The second segment focused on the late Eri Kawai and the role she played in writing the themes for the series. One aspect about her music that continues to surprise me is that the lyrics to songs like “Coccolo” and “Barcarolle” are pure gibberish and that she picks the words based on the sound they make and whether it goes well with the melody. Seeing that Athena’s songs are beautifully sung, the important takeaway is that music doesn’t depend on understanding the lyrics so much as being able to feel the emotions coming forth from the performer (something that I think non-Japanese fans of anisongs have learned to appreciate).
For songs like “Undine” though, the lyrics are indeed real and surprisingly, the use of real words created some difficulty since Kawai had a limited amount of experience of writing Japanese lyrics. But after a good amount of persistence, the song came out really well and its flowing melodies and it’s an understatement to say that the OP helped to create the expectations for the series’ overarching atmosphere.
Part 3: How the Songs Were Used
The third segment went into making sure that the animation would sync up with the music and that wasn’t all too surprising.
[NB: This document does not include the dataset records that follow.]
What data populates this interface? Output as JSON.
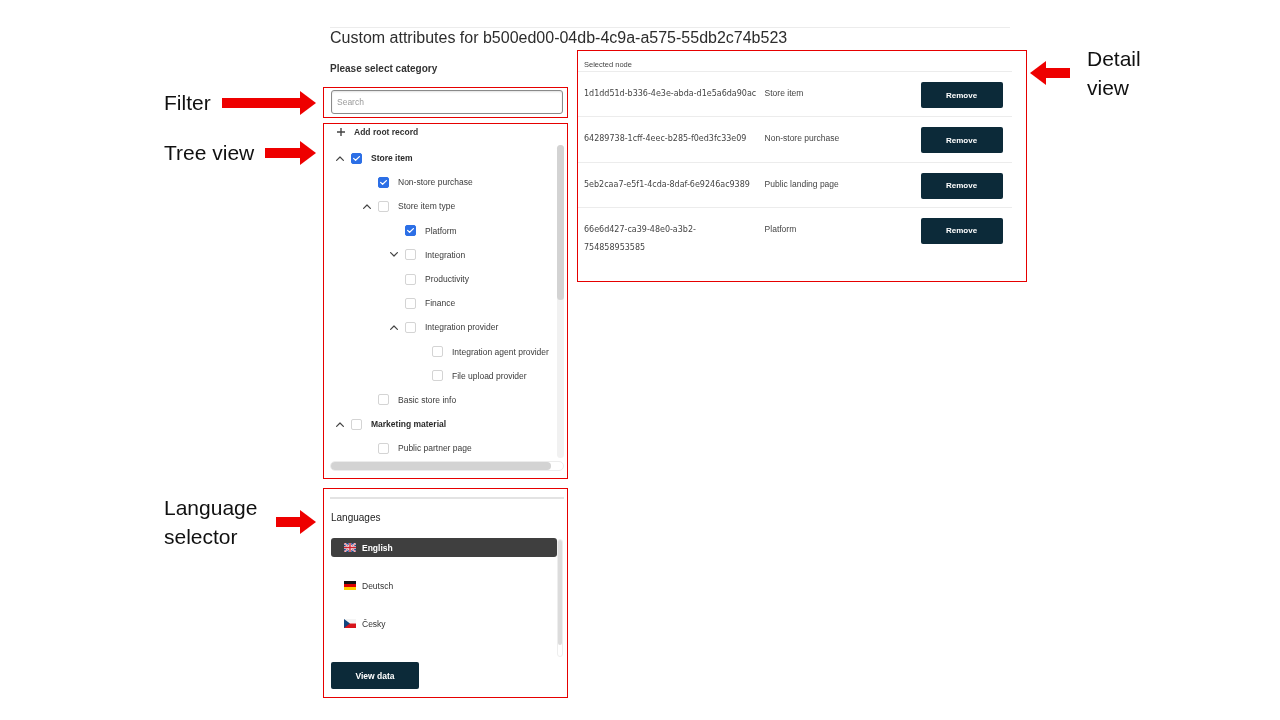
{
  "page": {
    "title": "Custom attributes for b500ed00-04db-4c9a-a575-55db2c74b523"
  },
  "category": {
    "heading": "Please select category"
  },
  "filter": {
    "callout": "Filter",
    "search": {
      "placeholder": "Search"
    }
  },
  "tree": {
    "callout": "Tree view",
    "add_root": "Add root record",
    "nodes": [
      {
        "label": "Store item",
        "checked": true,
        "expanded": true,
        "children": [
          {
            "label": "Non-store purchase",
            "checked": true
          },
          {
            "label": "Store item type",
            "checked": false,
            "expanded": true,
            "children": [
              {
                "label": "Platform",
                "checked": true
              },
              {
                "label": "Integration",
                "checked": false,
                "expanded": false
              },
              {
                "label": "Productivity",
                "checked": false
              },
              {
                "label": "Finance",
                "checked": false
              },
              {
                "label": "Integration provider",
                "checked": false,
                "expanded": true,
                "children": [
                  {
                    "label": "Integration agent provider",
                    "checked": false
                  },
                  {
                    "label": "File upload provider",
                    "checked": false
                  }
                ]
              }
            ]
          },
          {
            "label": "Basic store info",
            "checked": false
          }
        ]
      },
      {
        "label": "Marketing material",
        "checked": false,
        "expanded": true,
        "children": [
          {
            "label": "Public partner page",
            "checked": false
          }
        ]
      }
    ]
  },
  "languages": {
    "callout": "Language selector",
    "heading": "Languages",
    "items": [
      {
        "label": "English",
        "kind": "gb",
        "selected": true
      },
      {
        "label": "Deutsch",
        "kind": "de",
        "selected": false
      },
      {
        "label": "Česky",
        "kind": "cz",
        "selected": false
      }
    ],
    "button": "View data"
  },
  "detail": {
    "callout": "Detail view",
    "heading": "Selected node",
    "rows": [
      {
        "id": "1d1dd51d-b336-4e3e-abda-d1e5a6da90ac",
        "name": "Store item",
        "button": "Remove"
      },
      {
        "id": "64289738-1cff-4eec-b285-f0ed3fc33e09",
        "name": "Non-store purchase",
        "button": "Remove"
      },
      {
        "id": "5eb2caa7-e5f1-4cda-8daf-6e9246ac9389",
        "name": "Public landing page",
        "button": "Remove"
      },
      {
        "id": "66e6d427-ca39-48e0-a3b2-754858953585",
        "name": "Platform",
        "button": "Remove"
      }
    ]
  }
}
The process generally touched on what would happen if the piece was too long and how strongly Sato felt the music had to work in tandem with the series to express the sentiments that he wanted people to get from watching ARIA. The most interesting detail to come about from this section was in hearing Takeshi Senoo talk about his work on the ED “Smile Again” sung by Akari’s voice actress Erino Hazuki (see sample below, taken from my review of ARIA the NATURAL Vocal Collection).
Senoo’s intentions for “Smile Again” was to create the feeling one gets as summer comes to a close and that image, combined with the image of Akari in his mind, resulted in a track that was fairly easy to write. According to Senoo, one of the high points was in seeing the finished product play along with the animation and Senoo marveled at how neatly it all came together, especially when he saw President Aria turn into that constellation at the end. He also added that Erino Hazuki was able to perform that song capably by expressing the emotions that fit in with the theme of summer’s end.
Part 4: Zuntaka Pokoten
Before the discussion concluded, the group talked about the song “Zuntaka Pokoten” which can be heard in the first episode of ARIA the NATURAL as Akari and Ai were following Cait Sith. As it turned out, Sawada of the Choro Club was in charge of the piece because it matches his style which tends more towards ad-libbing. The conversation then went into each composer’s relative strengths. Sasago was often left in charge of most of the music, but Senoo’s forte was in the heartfelt, emotional tracks. Given my thoughts regarding Ristorante Paradiso’s Soundtrack, I think Senoo’s added touches were vital in making ARIA’s music as wonderful as it was since the emotional moments was what I felt was missing from Ristorante but was most definitely present in ARIA’s music.
As the presentation came to a close, Junichi Sato wanted to emphasize the importance of the music since he truly believed that it would make or break the series. Furthermore, the emotion that he wanted the listener to keep in mind as the listener explored the soundtrack was the kind feeling that shone forth through the music. Overall, the segment was a very enjoyable watch and while there were a lot of elements one could guess at in terms of how the soundtrack process worked for anime series, being able to hear the composers in their own words was invaluable and allowed me to further appreciate their perspective regarding the music and the music’s power to deliver that calm, peaceful atmosphere that captures the essence of ARIA so effectively.